For starters, DDR4 has a lower operating voltage of 1.2V, down from 1.5V on DDR3. It also boasts higher data transfer rates – Skylake’s memory controller supports DDR4 2,133MHz by default, as compared to DDR3 1,600MHz on Haswell CPUs and Intel Z97. Furthermore, DDR4 enables higher memory densities, which means up to 16GB modules. Intel Z170 supports up to 64GB across four DIMMs, so you can really load up those RAM slots if you’re of the persuasion that there is no such thing as too much RAM.
To cap things off, manufacturers are also releasing kits at frequencies that DDR3 would be hard-pressed to match. For instance, the new G. Skill Trident Z memory is available in kits clocked up to 4,000MHz, nearly double that of the 2,133MHz base specification.
These advantages aside, DDR4 does have a slightly higher CAS latency than DDR3 because of the higher memory frequencies.
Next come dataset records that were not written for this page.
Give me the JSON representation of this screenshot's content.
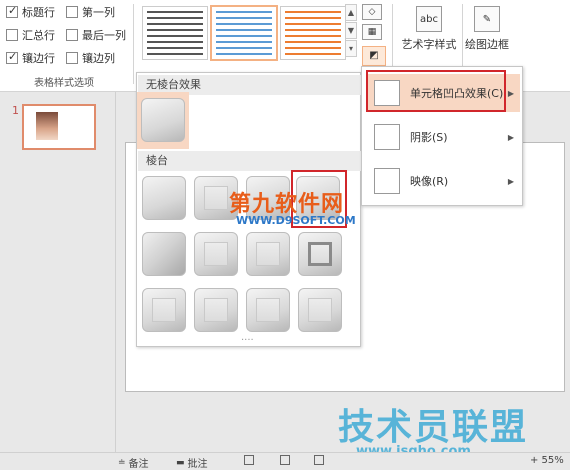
{
  "ribbon": {
    "options": {
      "header_row": "标题行",
      "first_column": "第一列",
      "total_row": "汇总行",
      "last_column": "最后一列",
      "banded_rows": "镶边行",
      "banded_columns": "镶边列",
      "group_label": "表格样式选项"
    },
    "buttons": {
      "wordart": "艺术字样式",
      "wordart_icon": "abc",
      "draw_borders": "绘图边框"
    }
  },
  "slide_panel": {
    "slide_number": "1"
  },
  "dropdown": {
    "no_bevel_label": "无棱台效果",
    "bevel_label": "棱台",
    "more_dots": "····"
  },
  "submenu": {
    "items": [
      {
        "label": "单元格凹凸效果(C)"
      },
      {
        "label": "阴影(S)"
      },
      {
        "label": "映像(R)"
      }
    ]
  },
  "statusbar": {
    "notes": "备注",
    "comments": "批注",
    "zoom_partial": "+ 55%"
  },
  "watermarks": {
    "top_cn": "第九软件网",
    "top_en": "WWW.D9SOFT.COM",
    "bottom_cn": "技术员联盟",
    "bottom_en": "www.jsgho.com"
  },
  "colors": {
    "highlight": "#f8d7c3",
    "red_border": "#d1262b",
    "thumb_border": "#e08b6b"
  }
}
CAS latency is a measure of the time – or more precisely the number of clock cycles – taken by the memory to send data back to the processor when it receives a command. On the other hand, memory frequencies indicate how quickly the system can access data on the RAM. So while it might seem like higher CAS latencies would mean that DDR4 is slower, the outcome isn’t always so straightforward because the two work together to influence memory performance.
Memory performance is determined more accurately by the actual latency time, which is measured in nanoseconds (ns). Faster memory clock speeds result in shorter clock cycles between when the memory receives a command and when it actually responds, so even though the CAS latency goes up – more cycles – the actual latency time still decreases, resulting in overall faster memory.